Central American Peace Process

 

Q. Your administration seems to have identified the Central American peace plan as directed only to Nicaragua and the demise of the Sandinista regime. But it is not so, and the democratization of Nicaragua means not only national dialog and a cease-fire but elections that the Sandinistas could win. In any case, it is likely that they will remain as an important political force in Nicaragua. Is the United States disposed to accept this outcome? Could you explain the U.S. plans in Central America beyond the Nicaragua solution, whatever it is?

 

The President. Nicaragua under the Sandinista regime is out of step with the rest of Central America, which has moved decisively toward democracy in the last decade. Simply put, attention has focused on Nicaraguan compliance, because Nicaragua has the farthest to go in meeting its commitments under the peace plan.

 

Salvadorans, Guatemalans, and Hondurans are moving toward the sort of stable, popular system that has served their Costa Rican neighbors so well. In 1979 Nicaraguans overthrew Somoza with similar hopes for their country, but the Sandinistas hijacked the revolution for their own purposes and dashed the hopes of the many democratic forces that helped bring down Somoza. In doing so, they imposed on the people of Nicaragua an alien ideology and the totalitarian controls associated with Soviet-style regimes, which also threaten their neighbors. This is what led to the creation of a national resistance and, ultimately, civil war.

 

Through the Central American peace plan, Nicaragua's neighbors have given the Sandinistas a clear message: Democratize, because until a democratic Nicaragua takes control of its own future, its problems will continue to be the problems of the entire region.
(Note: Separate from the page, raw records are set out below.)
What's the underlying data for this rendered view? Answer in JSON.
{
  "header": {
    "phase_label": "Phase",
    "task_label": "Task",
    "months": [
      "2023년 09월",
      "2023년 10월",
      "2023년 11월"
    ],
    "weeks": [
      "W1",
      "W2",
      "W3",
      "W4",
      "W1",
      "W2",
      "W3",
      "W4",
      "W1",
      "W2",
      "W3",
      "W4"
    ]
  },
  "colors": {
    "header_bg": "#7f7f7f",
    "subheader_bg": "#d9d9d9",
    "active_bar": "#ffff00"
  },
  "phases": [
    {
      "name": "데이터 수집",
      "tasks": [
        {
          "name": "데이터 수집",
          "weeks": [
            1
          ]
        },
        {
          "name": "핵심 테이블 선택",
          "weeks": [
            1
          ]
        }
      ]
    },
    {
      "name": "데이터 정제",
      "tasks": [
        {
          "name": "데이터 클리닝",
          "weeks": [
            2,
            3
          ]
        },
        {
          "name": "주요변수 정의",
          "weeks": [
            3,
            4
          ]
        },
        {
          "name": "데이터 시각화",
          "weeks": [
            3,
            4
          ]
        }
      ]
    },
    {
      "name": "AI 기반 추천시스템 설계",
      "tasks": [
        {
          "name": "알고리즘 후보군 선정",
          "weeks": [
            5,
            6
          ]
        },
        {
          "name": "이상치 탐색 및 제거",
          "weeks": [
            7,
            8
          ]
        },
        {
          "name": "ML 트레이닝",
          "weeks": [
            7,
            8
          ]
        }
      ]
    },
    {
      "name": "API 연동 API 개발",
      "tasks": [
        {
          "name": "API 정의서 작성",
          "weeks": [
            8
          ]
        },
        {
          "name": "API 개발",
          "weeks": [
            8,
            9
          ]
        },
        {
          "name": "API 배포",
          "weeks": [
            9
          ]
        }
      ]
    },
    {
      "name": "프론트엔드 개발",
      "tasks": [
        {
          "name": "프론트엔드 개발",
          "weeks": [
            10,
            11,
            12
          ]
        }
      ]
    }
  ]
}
Nicaragua's key problem is not just a matter of words or particular elections, it is a matter of unilateral monopoly of power in a closed society. One day Daniel Ortega says he won't give up power in an election; the next day he says he will. Incidentally, in the last few weeks other Sandinista comandantes have tried to explain why they don't have to abide by free elections. What all this means is that Central Americans can't settle for promises. They did that once and are paying the price today. Nicaragua's democratic neighbors agree with us that Sandinista compliance with the regional peace accord will make or break the plan.

 

You asked whether the United States could live with the Sandinistas being a political force in Nicaragua. That's not up to us; that's a decision the Nicaraguan people must be allowed to make for themselves. Democracy and development are at the heart of our policy there. The monopoly ambitions of the Sandinista front are only a temporary obstacle standing between Central Americans and the freedom and prosperity they so desperately want and deserve.

 

Note: The questions and answers were released by the Office of the Press Secretary on February 12. One of the questions referred to the Group of Six, which consisted of India, Sweden, Argentina, Mexico, Tanzania, and Greece. Its principal aims were peace and nuclear disarmament.